### Data extract ###
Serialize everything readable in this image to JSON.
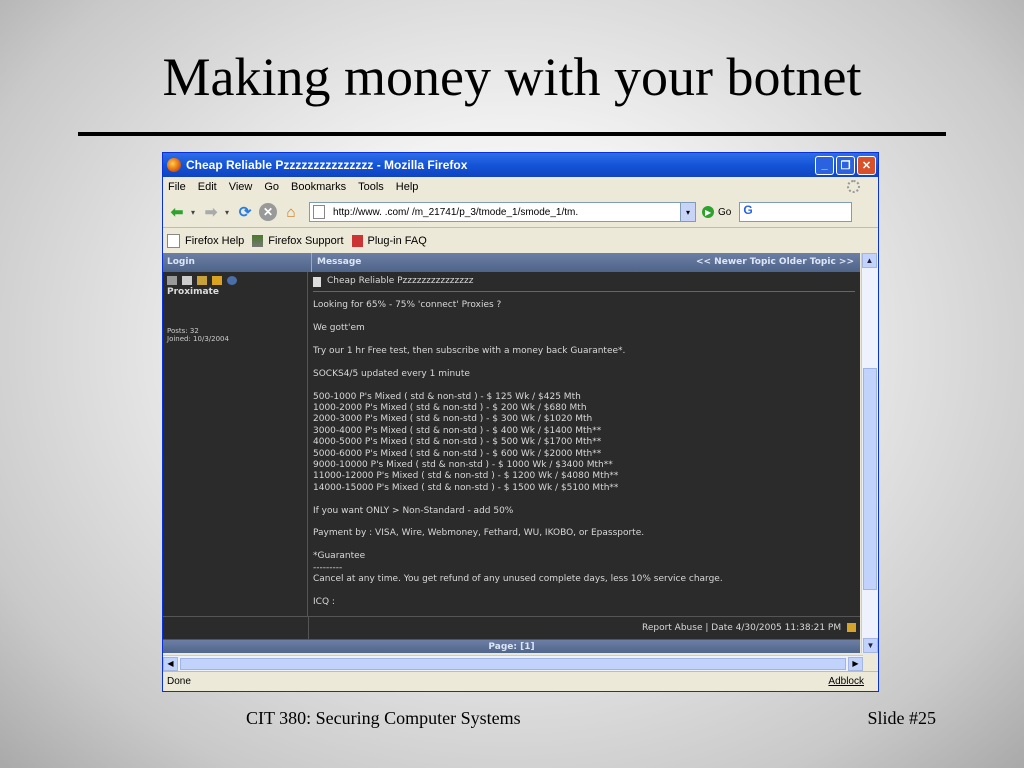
{
  "slide": {
    "title": "Making money with your botnet",
    "footer_left": "CIT 380: Securing Computer Systems",
    "footer_right": "Slide #25"
  },
  "browser": {
    "window_title": "Cheap Reliable Pzzzzzzzzzzzzzzz - Mozilla Firefox",
    "menu": [
      "File",
      "Edit",
      "View",
      "Go",
      "Bookmarks",
      "Tools",
      "Help"
    ],
    "url": "http://www.              .com/          /m_21741/p_3/tmode_1/smode_1/tm.",
    "go_label": "Go",
    "search_engine_glyph": "G",
    "bookmarks": [
      "Firefox Help",
      "Firefox Support",
      "Plug-in FAQ"
    ],
    "status_left": "Done",
    "status_right": "Adblock"
  },
  "forum": {
    "header_login": "Login",
    "header_message": "Message",
    "header_nav": "<< Newer Topic  Older Topic >>",
    "username": "Proximate",
    "posts": "Posts: 32",
    "joined": "Joined: 10/3/2004",
    "subject": "Cheap Reliable Pzzzzzzzzzzzzzzz",
    "lines": [
      "Looking for 65% - 75% 'connect' Proxies ?",
      "We gott'em",
      "Try our 1 hr Free test, then subscribe with a money back Guarantee*.",
      "SOCKS4/5 updated every 1 minute",
      "500-1000 P's Mixed ( std & non-std ) - $ 125 Wk / $425 Mth\n1000-2000 P's Mixed ( std & non-std ) - $ 200 Wk / $680 Mth\n2000-3000 P's Mixed ( std & non-std ) - $ 300 Wk / $1020 Mth\n3000-4000 P's Mixed ( std & non-std ) - $ 400 Wk / $1400 Mth**\n4000-5000 P's Mixed ( std & non-std ) - $ 500 Wk / $1700 Mth**\n5000-6000 P's Mixed ( std & non-std ) - $ 600 Wk / $2000 Mth**\n9000-10000 P's Mixed ( std & non-std ) - $ 1000 Wk / $3400 Mth**\n11000-12000 P's Mixed ( std & non-std ) - $ 1200 Wk / $4080 Mth**\n14000-15000 P's Mixed ( std & non-std ) - $ 1500 Wk / $5100 Mth**",
      "If you want ONLY > Non-Standard - add 50%",
      "Payment by : VISA, Wire, Webmoney, Fethard, WU, IKOBO, or Epassporte.",
      "*Guarantee\n---------\nCancel at any time. You get refund of any unused complete days, less 10% service charge.",
      "ICQ :"
    ],
    "report_abuse": "Report Abuse",
    "date": "Date 4/30/2005 11:38:21 PM",
    "pager": "Page:  [1]"
  }
}
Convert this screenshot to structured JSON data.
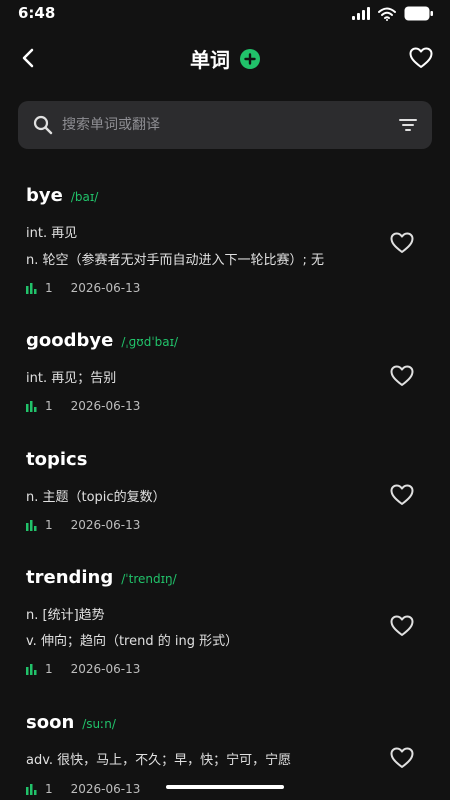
{
  "status_bar": {
    "time": "6:48"
  },
  "header": {
    "title": "单词"
  },
  "search": {
    "placeholder": "搜索单词或翻译"
  },
  "colors": {
    "accent": "#21c26a",
    "background": "#121212",
    "search_bg": "#2c2c2e"
  },
  "words": [
    {
      "word": "bye",
      "phonetic": "/baɪ/",
      "definitions": [
        "int. 再见",
        "n. 轮空（参赛者无对手而自动进入下一轮比赛）; 无"
      ],
      "count": "1",
      "date": "2026-06-13"
    },
    {
      "word": "goodbye",
      "phonetic": "/ˌɡʊdˈbaɪ/",
      "definitions": [
        "int. 再见；告别"
      ],
      "count": "1",
      "date": "2026-06-13"
    },
    {
      "word": "topics",
      "phonetic": "",
      "definitions": [
        "n. 主题（topic的复数）"
      ],
      "count": "1",
      "date": "2026-06-13"
    },
    {
      "word": "trending",
      "phonetic": "/ˈtrendɪŋ/",
      "definitions": [
        "n. [统计]趋势",
        "v. 伸向；趋向（trend 的 ing 形式）"
      ],
      "count": "1",
      "date": "2026-06-13"
    },
    {
      "word": "soon",
      "phonetic": "/suːn/",
      "definitions": [
        "adv. 很快，马上，不久；早，快；宁可，宁愿"
      ],
      "count": "1",
      "date": "2026-06-13"
    }
  ]
}
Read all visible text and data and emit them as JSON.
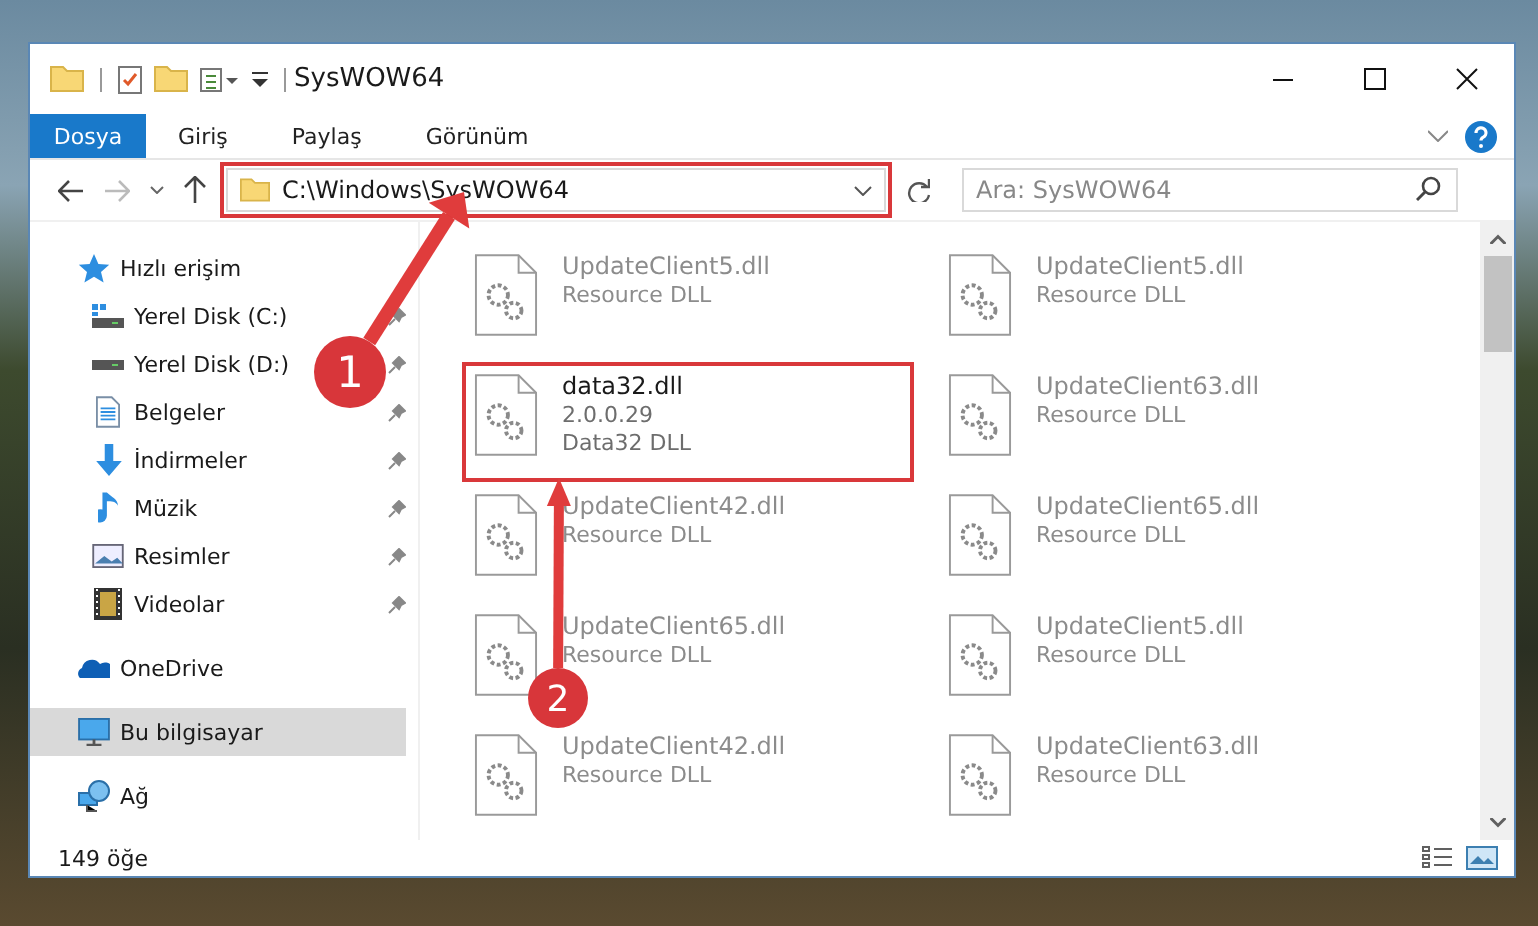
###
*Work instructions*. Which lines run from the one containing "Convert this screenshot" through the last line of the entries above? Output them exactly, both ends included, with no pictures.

*Task output*.
Convert this screenshot to structured JSON data.
{
  "status_bar": {
    "time": "6:48"
  },
  "header": {
    "title": "单词"
  },
  "search": {
    "placeholder": "搜索单词或翻译"
  },
  "colors": {
    "accent": "#21c26a",
    "background": "#121212",
    "search_bg": "#2c2c2e"
  },
  "words": [
    {
      "word": "bye",
      "phonetic": "/baɪ/",
      "definitions": [
        "int. 再见",
        "n. 轮空（参赛者无对手而自动进入下一轮比赛）; 无"
      ],
      "count": "1",
      "date": "2026-06-13"
    },
    {
      "word": "goodbye",
      "phonetic": "/ˌɡʊdˈbaɪ/",
      "definitions": [
        "int. 再见；告别"
      ],
      "count": "1",
      "date": "2026-06-13"
    },
    {
      "word": "topics",
      "phonetic": "",
      "definitions": [
        "n. 主题（topic的复数）"
      ],
      "count": "1",
      "date": "2026-06-13"
    },
    {
      "word": "trending",
      "phonetic": "/ˈtrendɪŋ/",
      "definitions": [
        "n. [统计]趋势",
        "v. 伸向；趋向（trend 的 ing 形式）"
      ],
      "count": "1",
      "date": "2026-06-13"
    },
    {
      "word": "soon",
      "phonetic": "/suːn/",
      "definitions": [
        "adv. 很快，马上，不久；早，快；宁可，宁愿"
      ],
      "count": "1",
      "date": "2026-06-13"
    }
  ]
}
Read all visible text and data and emit them as JSON.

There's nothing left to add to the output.